Everyone is a buyer of worldly but transient commodities. No one stops to think what they are buying or selling.” The expression sounds out of place both contextually as well as character in a story titled ‘The Story about the Monkeys of the Big Forest’ by, perhaps, the subcontinent’s most eminent living Urdu writer from Pakistan, Intizar Husain, who once gallantly observed that “the future of the short story is dark because trees keep diminishing in the world and men grow more numerous. In a world of nothing but men, journalism can grow, but the poem and the story cannot.”
And that’s because “monkeys and humans have always changed and interchanged forms to become one and the other” and we have reached a stage when men have, indeed, outnumbered both monkeys and other legged species on earth. A somewhat abstract and unconventional narrative style seemingly derived from both the oral and written Biblical, Arabic, Persian as well as Hindu texts and subtexts in the form of fairytales, kissas, parables, kahanis, Jataka fables, Alif-Laila and evident in stories like ‘The Sage and the Butcher’, the confessional ‘Between Me and the Story’ and “The Death of Sheherzad’ that provide a glimpse into the author’s varied oeuvre.
An element of the erotic invariably invades explicitly into the 15 narratives judiciously selected and rendered into eminently readable English by Rakhshanda Jalil from a corpus of seven volumes though it does seem at times that she is at unease with the colloquial, yet at the same time seemingly more poetic than the original.
One couldn’t possibly have defined and placed Husain’s work better than the manner in which Jalil has done in the postscript where she also deals with the strength and weaknesses in his narratives: “there are bewildering and frequent changes between past and present, between memory and desire. In the best tradition of oral storytelling, craft and technique take a back seat; the spoken world is all.” Yet he is regarded as a master storyteller who is not necessarily, as is claimed by Urdu scholars, economical in his expressions and often tends to slip into the world of overstated.
She also observes that his narratives are not in the conventional form “with a beginning, middle and end, but a rambling monologue peopled by characters from a past that is in many ways more vivid than the present (‘Those Who Are Lost’, ‘Noise’). In other words, not like a story at all but the recounting of a dream, or the story one has heard a long time ago, or maybe in another lifetime (‘The Last Man’).”

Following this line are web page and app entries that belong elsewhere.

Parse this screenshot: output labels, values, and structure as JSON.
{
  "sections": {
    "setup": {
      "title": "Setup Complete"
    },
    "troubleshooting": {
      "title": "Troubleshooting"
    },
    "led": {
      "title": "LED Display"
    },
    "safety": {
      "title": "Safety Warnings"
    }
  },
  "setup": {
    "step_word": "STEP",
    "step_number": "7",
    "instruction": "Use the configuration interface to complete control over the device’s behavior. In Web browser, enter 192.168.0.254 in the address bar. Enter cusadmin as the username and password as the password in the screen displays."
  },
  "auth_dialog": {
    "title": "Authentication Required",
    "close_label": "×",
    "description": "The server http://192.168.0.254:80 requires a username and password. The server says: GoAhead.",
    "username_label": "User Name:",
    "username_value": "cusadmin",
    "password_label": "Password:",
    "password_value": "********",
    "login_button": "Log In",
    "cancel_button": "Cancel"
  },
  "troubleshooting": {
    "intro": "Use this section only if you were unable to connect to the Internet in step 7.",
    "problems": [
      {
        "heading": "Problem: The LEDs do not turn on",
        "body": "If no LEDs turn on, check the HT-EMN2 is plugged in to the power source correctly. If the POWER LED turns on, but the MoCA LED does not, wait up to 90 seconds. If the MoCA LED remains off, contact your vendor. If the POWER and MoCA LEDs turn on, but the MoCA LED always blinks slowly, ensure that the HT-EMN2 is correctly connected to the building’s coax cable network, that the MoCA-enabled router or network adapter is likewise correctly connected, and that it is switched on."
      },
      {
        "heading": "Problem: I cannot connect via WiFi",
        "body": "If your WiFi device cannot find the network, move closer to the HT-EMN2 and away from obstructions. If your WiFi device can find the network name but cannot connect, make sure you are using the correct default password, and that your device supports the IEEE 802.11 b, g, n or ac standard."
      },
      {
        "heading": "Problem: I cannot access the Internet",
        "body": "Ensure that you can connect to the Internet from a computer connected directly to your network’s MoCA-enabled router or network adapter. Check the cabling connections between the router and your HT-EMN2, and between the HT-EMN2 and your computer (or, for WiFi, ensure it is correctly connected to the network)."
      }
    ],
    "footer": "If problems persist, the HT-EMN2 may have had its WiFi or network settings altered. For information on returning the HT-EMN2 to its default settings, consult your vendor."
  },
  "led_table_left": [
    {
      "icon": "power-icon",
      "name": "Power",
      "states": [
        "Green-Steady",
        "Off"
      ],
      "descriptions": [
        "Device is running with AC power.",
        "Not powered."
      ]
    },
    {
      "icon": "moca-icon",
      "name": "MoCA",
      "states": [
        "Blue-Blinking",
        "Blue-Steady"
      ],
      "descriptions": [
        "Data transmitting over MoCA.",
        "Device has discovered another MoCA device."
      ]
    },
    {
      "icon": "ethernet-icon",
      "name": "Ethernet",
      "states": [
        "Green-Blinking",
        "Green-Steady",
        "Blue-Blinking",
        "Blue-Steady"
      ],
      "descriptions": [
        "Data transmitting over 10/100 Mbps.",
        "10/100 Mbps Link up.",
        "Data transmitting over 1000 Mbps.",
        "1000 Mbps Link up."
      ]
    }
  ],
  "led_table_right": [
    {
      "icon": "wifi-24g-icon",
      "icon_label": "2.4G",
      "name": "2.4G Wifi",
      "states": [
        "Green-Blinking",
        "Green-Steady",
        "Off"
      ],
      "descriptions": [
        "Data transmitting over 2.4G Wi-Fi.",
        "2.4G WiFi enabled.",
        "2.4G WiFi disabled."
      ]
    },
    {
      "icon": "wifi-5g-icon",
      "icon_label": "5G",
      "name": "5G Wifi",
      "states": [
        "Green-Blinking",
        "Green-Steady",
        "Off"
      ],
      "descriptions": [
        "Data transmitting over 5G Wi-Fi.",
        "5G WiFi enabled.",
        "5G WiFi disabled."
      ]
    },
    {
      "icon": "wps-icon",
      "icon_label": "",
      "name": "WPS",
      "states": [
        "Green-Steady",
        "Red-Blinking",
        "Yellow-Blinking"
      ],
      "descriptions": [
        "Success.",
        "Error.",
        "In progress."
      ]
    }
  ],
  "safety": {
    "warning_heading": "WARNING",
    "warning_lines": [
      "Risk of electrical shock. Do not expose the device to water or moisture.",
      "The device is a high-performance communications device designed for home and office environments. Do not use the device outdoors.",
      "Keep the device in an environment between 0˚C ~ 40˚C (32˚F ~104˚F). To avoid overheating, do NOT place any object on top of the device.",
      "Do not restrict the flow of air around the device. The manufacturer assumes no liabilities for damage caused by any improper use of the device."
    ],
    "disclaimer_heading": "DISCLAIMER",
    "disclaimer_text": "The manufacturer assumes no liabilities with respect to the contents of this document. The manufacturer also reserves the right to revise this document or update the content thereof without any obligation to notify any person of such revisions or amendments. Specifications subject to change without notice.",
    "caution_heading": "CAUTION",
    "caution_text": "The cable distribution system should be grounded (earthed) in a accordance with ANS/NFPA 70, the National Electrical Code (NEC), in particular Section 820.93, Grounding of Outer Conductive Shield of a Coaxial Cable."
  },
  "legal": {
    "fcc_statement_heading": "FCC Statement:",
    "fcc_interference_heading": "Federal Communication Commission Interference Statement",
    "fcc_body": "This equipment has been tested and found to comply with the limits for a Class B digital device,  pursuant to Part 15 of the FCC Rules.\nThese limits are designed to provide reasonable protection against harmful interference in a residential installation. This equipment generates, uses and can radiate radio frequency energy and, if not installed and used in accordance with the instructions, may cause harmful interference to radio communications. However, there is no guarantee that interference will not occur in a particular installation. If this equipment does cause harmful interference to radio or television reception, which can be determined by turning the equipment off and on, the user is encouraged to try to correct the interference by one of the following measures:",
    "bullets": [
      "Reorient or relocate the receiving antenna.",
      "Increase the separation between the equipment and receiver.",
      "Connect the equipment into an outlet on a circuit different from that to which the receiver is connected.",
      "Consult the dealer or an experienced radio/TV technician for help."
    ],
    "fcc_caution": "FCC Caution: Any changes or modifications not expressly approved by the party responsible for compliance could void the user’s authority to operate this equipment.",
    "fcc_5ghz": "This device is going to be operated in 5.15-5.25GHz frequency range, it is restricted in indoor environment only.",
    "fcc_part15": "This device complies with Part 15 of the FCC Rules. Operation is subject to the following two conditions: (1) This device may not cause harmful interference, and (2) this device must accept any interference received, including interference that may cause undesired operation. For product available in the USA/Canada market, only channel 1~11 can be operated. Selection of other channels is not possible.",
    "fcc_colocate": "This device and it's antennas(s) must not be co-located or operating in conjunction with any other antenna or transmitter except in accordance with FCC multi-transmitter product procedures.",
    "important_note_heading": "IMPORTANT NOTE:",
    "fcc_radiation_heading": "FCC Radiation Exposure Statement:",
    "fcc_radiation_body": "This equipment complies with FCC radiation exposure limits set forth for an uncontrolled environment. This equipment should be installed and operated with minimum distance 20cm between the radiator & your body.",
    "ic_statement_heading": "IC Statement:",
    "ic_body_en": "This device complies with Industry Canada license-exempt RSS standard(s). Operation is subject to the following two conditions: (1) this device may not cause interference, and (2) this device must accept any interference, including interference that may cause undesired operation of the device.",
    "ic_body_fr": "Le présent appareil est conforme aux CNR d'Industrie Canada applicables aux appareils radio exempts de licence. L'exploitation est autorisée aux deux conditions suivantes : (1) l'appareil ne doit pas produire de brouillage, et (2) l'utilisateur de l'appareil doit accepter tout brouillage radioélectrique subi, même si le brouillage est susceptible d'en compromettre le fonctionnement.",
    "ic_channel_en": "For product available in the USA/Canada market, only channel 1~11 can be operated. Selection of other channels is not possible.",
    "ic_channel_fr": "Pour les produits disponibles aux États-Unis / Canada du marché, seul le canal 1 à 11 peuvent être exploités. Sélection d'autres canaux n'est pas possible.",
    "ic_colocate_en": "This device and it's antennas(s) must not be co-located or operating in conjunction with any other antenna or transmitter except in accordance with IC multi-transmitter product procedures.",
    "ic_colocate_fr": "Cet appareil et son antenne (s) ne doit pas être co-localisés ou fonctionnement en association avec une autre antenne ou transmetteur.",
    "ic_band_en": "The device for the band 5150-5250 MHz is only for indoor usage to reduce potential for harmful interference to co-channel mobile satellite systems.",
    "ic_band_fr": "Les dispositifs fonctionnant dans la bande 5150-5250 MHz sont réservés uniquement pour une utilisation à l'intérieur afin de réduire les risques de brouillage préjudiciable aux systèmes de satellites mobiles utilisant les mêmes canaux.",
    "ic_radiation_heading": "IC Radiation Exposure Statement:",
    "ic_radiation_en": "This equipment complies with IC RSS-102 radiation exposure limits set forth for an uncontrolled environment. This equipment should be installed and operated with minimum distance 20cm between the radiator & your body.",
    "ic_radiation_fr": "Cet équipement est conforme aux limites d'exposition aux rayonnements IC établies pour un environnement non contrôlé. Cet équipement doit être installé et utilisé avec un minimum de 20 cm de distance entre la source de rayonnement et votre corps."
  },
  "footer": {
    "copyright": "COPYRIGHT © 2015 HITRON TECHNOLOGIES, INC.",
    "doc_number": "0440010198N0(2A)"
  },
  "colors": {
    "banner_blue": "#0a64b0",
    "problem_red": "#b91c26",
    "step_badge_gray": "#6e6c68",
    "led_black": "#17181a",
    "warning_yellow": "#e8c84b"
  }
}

One found ‘Clouds’, ‘Needlessly’, ‘The Sage and the Butcher’, ‘The Death of Sheherzad’, “Dream and Reality’ as the most satisfying, and the much touted ‘Circle’ and ‘The Wall’ dull and dreary and needlessly overstretched.